Africa to a large degree exerts a control over modern plate tectonics, because it barely moves at all. The base of its lithosphere connects in several places with the solid mantle, so that asthenosphere is not universally present beneath the continent. These roots slow down Africa’s motion. One name applied to them is “tectosphere”, and they are partly governed by the low heat production in the lithosphere and underlying mantle, as a result of U, Th and K having been extracted from depth by processes that led to separation of continental crust. These processes reach completion beneath the most ancient segments of continental crust, and result in them eventually becoming geologically inert; they become cratons.
Studies based on samples brought from deep below cratons by volcanism, particularly that which formed the kimberlite plugs of Africa, suggest that their roots date back almost as far as the age of continental material above them. But that natural sampling is haphazard, and relationships cannot be found. Where large extraterrestrial bodies have excavated material to great depths, tectosphere material might well have reached the surface en masse by rebound following impact. Such a deep section formed around the Vredfort Dome in the Kaapvaal Craton of southern Africa after a major impact about 2 billion years ago. It exposes the crust-mantle boundary.

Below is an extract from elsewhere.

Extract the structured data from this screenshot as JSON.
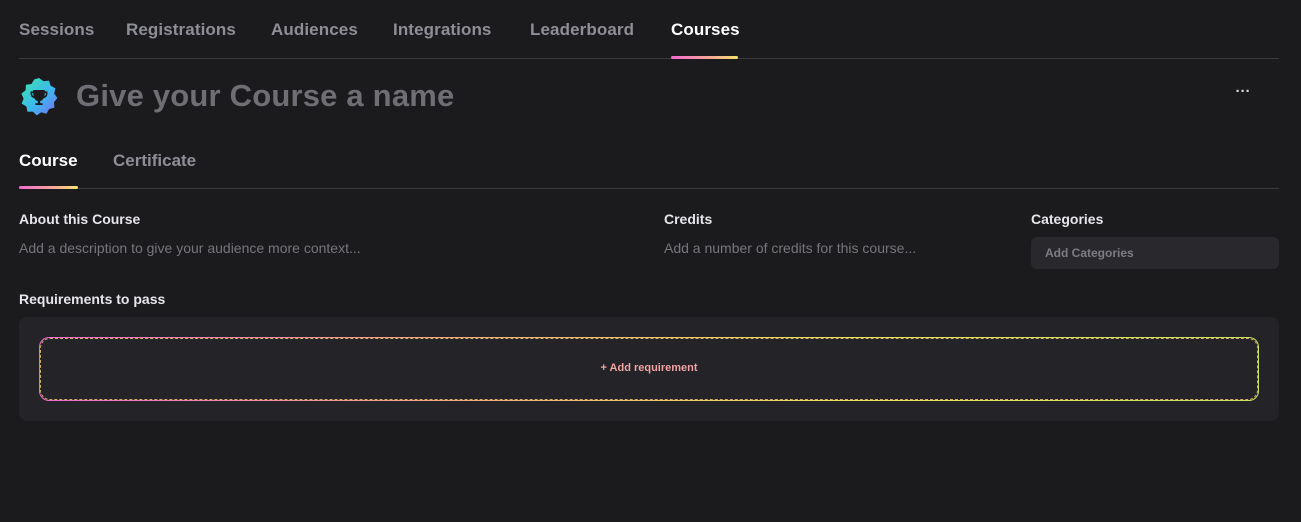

A programme of dating the Vredfort materials (Moser, D.E. et al. 2001. Birth of the Kaapvaal tectosphere 3.08 billion years ago. Science, v. 291, p. 465-468) shows that welding of crust to mantle in Archaean times, and formation of both craton and tectosphere, took place about 3.1 billion years ago, more than a hundred million years after crustal material itself coalesced. Tectospheres seem not to begin forming at the same time as large masses of continental crust. Instead they accrete to the base of the crust through later processes that probably involve subduction. Other workers have suggested that the Kaapvaal tectosphere accumulated from masses of oceanic lithosphere that failed to descend completely into the mantle. Curiously, the fragments in kimberlite pipes from which those conclusions were drawn are very dense eclogites. Such material should descend easily into the deep mantle because their density exceeds that of peridotite. That poses the question of why they came to stay close to the surface so long ago. Perhaps their eclogite mineralogy stabilized long after they accreted beneath Kaapvaal, and they are “stuck” in the inert tectosphere that they form, out of gravitational equilibrium. Should such high-density roots eventually become detached from their overlying materials, then the surface would pop up to become eroded dow to great depths. The fact that most of the worlds cratons (the continental “shields”) preserve great volumes of material that crystallized at quite shallow depths, suggests that such “delamination” does not commonly happen beneath them.